On the journey back, I reflected on the transformation I have gone through over the past year and a half. I remembered the first field trip, when I returned home exhilarated but exhausted; bewildered by the vast amount of information that I had to begin to absorb. It is remarkable to feel how far I have come, how much I have developed my understanding of this country in all its aspects: geography, geology, nature, history, culture, religion.
From the stunning landscapes of the Upper Galilee, the Golan and the Negev to the incredible ancient ruins dating back over 3500 years, to the inspiring stories of the builders of the modern state, it is been an extraordinary journey. We have covered the country from north to south, east to west; we have driven its roads, hiked its trails and crawled through its tunnels. The amazing thing is that we still have not seen all that this tiny piece of land has to offer; something to which to aspire for the future, I suppose.
I hope you have enjoyed joining me on this virtual journey. I now go into the crucial period of exams and then hopefully will be awarded my license sooner rather than later. I shall continue to update this blog with details of my adventures and travels around the country, so don’t worry, you have not heard the last of me yet!
I’ve been a little nervous til now as although I’ve been telling my friends about the new career decision, I was yet to be formally accepted onto the course. The process works as follows: one signs up and pays a registration fee and provides various bits of documentation. One is then invited to a va’adat kabalah (acceptance committee) which is essentially an interview panel.
Not all the providers of the course in Israel do this but the school I have chosen claims it wants this extra rigour to ensure that the course participants are appropriate and committed. I suppose it makes sense, but I always get a bit nervous before interviews.
I was told to prepare an 8-10 minute speech on a subject of my choice (with the caveat that it could not be too technical or related to guiding) and that I would be tested on various aspects of my knowledge of Israel: geographical areas, periods of history, system of government and current affairs. Oh, and it would all be in Hebrew.
What made the preparation particularly tricky was that depending on which website you read (or even if you read Wikipedia in Hebrew or English) there were discrepancies about dates, and also the geographical areas of the country (one site divided the country into three areas; another into about fifteen, for example). So, I prepared as best as I could, and hoped for the best.
I came in to meet the four people interviewing me and after a short introduction launched into my speech on the history of hip hop music (I don’t think it was a subject they had heard previously). I was half-way through and they cut me short; this could have been good or bad news; fortunately it turned out to be the former (they were satisfied that I was able to speak in front of a group and were not desperate to hear the intricate details of the East Coast/West Coast rivalry).

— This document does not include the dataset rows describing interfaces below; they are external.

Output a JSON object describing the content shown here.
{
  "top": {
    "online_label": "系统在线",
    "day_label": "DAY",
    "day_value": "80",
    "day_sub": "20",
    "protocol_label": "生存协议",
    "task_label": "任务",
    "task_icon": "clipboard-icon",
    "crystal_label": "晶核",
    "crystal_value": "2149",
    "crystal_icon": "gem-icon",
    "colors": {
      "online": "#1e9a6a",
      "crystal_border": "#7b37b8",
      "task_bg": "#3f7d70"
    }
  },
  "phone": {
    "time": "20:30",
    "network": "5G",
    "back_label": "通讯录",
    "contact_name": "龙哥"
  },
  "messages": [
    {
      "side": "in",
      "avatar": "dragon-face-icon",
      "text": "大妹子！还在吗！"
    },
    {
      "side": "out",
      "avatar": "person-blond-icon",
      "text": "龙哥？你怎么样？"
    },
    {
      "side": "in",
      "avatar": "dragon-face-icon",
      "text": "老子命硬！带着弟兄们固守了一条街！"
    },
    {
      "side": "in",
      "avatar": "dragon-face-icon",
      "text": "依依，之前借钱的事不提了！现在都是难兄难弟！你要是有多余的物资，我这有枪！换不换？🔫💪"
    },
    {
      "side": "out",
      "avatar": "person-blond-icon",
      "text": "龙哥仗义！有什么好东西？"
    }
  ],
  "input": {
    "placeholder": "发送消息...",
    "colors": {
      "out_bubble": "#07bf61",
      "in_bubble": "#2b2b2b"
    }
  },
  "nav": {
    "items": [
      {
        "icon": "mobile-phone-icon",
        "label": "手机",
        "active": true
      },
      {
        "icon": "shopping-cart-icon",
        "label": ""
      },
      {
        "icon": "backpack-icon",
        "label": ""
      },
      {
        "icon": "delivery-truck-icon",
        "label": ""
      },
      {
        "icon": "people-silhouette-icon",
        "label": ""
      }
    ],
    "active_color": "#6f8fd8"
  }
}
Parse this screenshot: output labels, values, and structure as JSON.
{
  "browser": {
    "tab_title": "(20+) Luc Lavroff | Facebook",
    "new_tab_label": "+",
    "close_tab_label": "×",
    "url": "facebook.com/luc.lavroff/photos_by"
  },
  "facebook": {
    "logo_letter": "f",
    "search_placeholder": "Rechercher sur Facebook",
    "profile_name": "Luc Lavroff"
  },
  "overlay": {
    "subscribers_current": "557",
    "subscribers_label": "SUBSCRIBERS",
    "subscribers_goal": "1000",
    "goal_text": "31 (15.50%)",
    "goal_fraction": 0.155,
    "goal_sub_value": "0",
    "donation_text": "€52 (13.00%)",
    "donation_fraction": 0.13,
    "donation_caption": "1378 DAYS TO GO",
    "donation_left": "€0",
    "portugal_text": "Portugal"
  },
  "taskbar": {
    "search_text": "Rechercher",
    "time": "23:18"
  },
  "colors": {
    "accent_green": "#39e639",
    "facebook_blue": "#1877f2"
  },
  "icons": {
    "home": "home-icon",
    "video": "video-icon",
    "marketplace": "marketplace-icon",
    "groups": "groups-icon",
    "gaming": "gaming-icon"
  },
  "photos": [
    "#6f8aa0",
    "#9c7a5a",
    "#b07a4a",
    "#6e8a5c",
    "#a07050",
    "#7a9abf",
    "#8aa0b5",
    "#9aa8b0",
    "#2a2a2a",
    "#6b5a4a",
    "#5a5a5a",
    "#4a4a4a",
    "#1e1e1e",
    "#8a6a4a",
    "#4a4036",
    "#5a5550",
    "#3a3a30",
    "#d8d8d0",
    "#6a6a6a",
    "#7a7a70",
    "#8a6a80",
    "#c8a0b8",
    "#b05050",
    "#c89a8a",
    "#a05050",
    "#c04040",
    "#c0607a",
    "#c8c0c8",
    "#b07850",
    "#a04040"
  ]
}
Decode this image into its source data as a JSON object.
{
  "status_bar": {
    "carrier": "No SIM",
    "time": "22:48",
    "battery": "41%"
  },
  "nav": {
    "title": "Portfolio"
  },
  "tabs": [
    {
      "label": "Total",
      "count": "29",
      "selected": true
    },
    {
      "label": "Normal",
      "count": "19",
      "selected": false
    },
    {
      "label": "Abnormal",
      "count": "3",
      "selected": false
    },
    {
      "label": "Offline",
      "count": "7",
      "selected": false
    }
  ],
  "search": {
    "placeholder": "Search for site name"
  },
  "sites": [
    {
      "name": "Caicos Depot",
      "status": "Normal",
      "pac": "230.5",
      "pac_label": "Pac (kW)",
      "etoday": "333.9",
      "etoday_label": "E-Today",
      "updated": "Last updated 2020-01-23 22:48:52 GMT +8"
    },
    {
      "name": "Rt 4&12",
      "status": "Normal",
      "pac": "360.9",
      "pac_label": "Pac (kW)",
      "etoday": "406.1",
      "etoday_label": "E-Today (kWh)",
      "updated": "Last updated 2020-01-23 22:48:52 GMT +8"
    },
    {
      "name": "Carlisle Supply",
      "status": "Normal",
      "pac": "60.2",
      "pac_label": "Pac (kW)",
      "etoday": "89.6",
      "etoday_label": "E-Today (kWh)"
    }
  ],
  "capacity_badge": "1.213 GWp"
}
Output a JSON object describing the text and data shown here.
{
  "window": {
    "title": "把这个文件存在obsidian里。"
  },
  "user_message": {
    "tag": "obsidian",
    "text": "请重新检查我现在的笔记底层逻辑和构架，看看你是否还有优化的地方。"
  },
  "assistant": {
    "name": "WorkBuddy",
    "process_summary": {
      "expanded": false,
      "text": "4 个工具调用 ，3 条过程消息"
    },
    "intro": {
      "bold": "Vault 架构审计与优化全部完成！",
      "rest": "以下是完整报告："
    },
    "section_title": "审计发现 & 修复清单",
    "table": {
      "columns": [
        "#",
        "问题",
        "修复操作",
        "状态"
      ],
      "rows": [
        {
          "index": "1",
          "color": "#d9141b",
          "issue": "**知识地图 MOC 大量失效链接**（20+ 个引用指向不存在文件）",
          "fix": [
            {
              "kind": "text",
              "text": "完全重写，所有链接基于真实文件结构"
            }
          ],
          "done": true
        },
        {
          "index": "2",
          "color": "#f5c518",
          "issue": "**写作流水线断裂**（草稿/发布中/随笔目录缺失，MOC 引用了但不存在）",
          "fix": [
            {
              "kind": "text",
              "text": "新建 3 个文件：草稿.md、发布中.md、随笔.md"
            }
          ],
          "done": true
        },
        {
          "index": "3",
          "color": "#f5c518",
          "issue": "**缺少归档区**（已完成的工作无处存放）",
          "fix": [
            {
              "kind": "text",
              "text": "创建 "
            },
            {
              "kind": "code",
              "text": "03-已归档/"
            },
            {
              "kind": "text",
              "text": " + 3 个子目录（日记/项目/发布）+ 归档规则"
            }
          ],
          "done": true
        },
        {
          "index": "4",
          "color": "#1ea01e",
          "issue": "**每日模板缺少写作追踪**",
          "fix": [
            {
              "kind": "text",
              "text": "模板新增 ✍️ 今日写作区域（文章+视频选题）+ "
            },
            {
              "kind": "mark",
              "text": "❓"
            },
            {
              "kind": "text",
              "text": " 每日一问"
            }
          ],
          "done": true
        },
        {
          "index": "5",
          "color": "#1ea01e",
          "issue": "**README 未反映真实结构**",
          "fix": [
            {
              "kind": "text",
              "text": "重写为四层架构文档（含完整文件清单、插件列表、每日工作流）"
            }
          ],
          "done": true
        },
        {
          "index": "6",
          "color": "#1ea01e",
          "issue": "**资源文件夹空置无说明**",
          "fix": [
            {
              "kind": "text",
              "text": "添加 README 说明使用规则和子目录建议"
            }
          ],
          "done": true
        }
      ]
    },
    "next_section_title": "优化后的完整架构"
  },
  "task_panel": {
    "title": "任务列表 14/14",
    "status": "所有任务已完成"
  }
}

Then followed a series of questions about different parts of the country; I was asked to point out things on a map, describe periods of history and talk about some sites I had visited. I certainly didn’t get everything right, but by the end they told me that they were very impressed by my knowledge after just two years in the country (thank you FZY!) and that I was accepted!